She has an appointment with the marriage counselor today. She says she is going to go into see him and say, "Make me fall in love with my husband." And to tell you the truth, I don't know that she ever could re-fall in love with him. And she also knows that no counselor can make her fall in love with him. She is just hopeless and is reaching out for anything.

So I compare this all to where I am at and where I could be if I ever got married. Can you see the parallels? How could I ever expect to have such an open and honest relationship with my wife that I could openly and honestly tell her, "Listen dear, I love you for who you are, but I really don't love you as a husband ought to. I don't find you attractive to me neither physically nor on many levels, emotionally.
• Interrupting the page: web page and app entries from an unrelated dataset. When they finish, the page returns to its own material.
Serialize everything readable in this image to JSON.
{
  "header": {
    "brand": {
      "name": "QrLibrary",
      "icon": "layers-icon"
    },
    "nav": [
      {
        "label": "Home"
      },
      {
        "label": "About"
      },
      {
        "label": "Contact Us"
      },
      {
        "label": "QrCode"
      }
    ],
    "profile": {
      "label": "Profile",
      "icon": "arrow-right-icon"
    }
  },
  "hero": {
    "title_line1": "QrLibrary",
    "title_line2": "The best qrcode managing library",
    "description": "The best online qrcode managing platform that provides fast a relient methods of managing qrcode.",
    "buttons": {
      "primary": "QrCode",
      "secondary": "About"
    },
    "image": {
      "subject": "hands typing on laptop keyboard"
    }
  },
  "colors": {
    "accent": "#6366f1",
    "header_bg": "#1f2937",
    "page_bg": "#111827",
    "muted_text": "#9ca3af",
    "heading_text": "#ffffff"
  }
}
You are a great friend, but I really have a hard time feeling like I am satisfied with our marriage and our relationship. I think I could find more personal satisfaction with a man than with you. I understand that not being married to you would mean the sacrifice of many things that mean a lot to me and us personally and essentially that's why I am still married to you." How can I say something like that and expect her to feel okay about being married to me? How can I feel something like that and expect to feel okay about getting married in the first place? I just don't think God makes invincible people.

So of course because I understand where my mother is coming from in her marriage it's hard to not sympathize with her situation. How can I look at this so objectively? This is my parent's marriage for crying out loud! This is my family! Nearly 28 years of marriage! Of course I don't want them to divorce, but I wonder what that would mean for the family if they were to get divorced. How would my parents change? Would it force my father to grow in ways that he never has, use his talents for his benefit, and stop relying on my mother or would it crush him to the point of suicide? Would it free my mother to a place where she could achieve her potential as a person or would it be the greatest mistake of her life? She feels trapped and people who are trapped can't grow while trapped. Either she must change the trap, or escape the trap. But is it possible for her to achieve true happiness in either of those options?

It's a lot to think about.

PS: The pictures above are actual pictures of where I grew up. I used to drive along that highway to get to town everyday. I grew up so lucky to have lived where I have.


Le Mec said...

This is a beautiful post. I have similar feelings sometimes when I look at my family's past and present. I don't want to just "settle" to be able to get married, and recent experience has taught me some wonderful things about myself and relationships. Glad you're back and good luck this week!

Sir Robert Chiltern said...

I really liked this post. It made me think about my parents' relationship. I think I might want to blog about it too.